### What is being asked
Set down, in full, every record in the block.

### Dataset excerpts
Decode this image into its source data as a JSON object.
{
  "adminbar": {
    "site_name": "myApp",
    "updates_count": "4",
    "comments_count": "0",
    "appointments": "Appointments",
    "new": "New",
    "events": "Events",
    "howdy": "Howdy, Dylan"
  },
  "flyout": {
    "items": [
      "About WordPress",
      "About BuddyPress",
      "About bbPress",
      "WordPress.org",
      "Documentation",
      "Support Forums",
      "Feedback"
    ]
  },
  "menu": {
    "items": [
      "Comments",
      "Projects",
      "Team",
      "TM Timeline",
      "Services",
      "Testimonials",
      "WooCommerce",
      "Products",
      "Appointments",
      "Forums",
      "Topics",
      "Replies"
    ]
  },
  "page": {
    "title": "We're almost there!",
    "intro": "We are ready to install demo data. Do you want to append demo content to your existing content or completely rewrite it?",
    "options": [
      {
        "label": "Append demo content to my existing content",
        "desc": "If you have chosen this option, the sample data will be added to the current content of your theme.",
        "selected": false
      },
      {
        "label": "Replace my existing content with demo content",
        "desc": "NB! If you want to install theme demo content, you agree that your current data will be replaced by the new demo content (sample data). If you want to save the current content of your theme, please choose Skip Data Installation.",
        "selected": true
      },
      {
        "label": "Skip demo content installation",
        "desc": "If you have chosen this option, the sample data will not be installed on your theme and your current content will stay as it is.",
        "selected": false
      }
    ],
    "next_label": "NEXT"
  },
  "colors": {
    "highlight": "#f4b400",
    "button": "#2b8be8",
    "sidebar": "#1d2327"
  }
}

### Result
Decode this image into its source data as a JSON object.
{
  "adminbar": {
    "site_name": "myApp",
    "updates_count": "4",
    "comments_count": "0",
    "appointments": "Appointments",
    "new": "New",
    "events": "Events",
    "howdy": "Howdy, Dylan"
  },
  "flyout": {
    "items": [
      "About WordPress",
      "About BuddyPress",
      "About bbPress",
      "WordPress.org",
      "Documentation",
      "Support Forums",
      "Feedback"
    ]
  },
  "menu": {
    "items": [
      "Comments",
      "Projects",
      "Team",
      "TM Timeline",
      "Services",
      "Testimonials",
      "WooCommerce",
      "Products",
      "Appointments",
      "Forums",
      "Topics",
      "Replies"
    ]
  },
  "page": {
    "title": "We're almost there!",
    "intro": "We are ready to install demo data. Do you want to append demo content to your existing content or completely rewrite it?",
    "options": [
      {
        "label": "Append demo content to my existing content",
        "desc": "If you have chosen this option, the sample data will be added to the current content of your theme.",
        "selected": false
      },
      {
        "label": "Replace my existing content with demo content",
        "desc": "NB! If you want to install theme demo content, you agree that your current data will be replaced by the new demo content (sample data). If you want to save the current content of your theme, please choose Skip Data Installation.",
        "selected": true
      },
      {
        "label": "Skip demo content installation",
        "desc": "If you have chosen this option, the sample data will not be installed on your theme and your current content will stay as it is.",
        "selected": false
      }
    ],
    "next_label": "NEXT"
  },
  "colors": {
    "highlight": "#f4b400",
    "button": "#2b8be8",
    "sidebar": "#1d2327"
  }
}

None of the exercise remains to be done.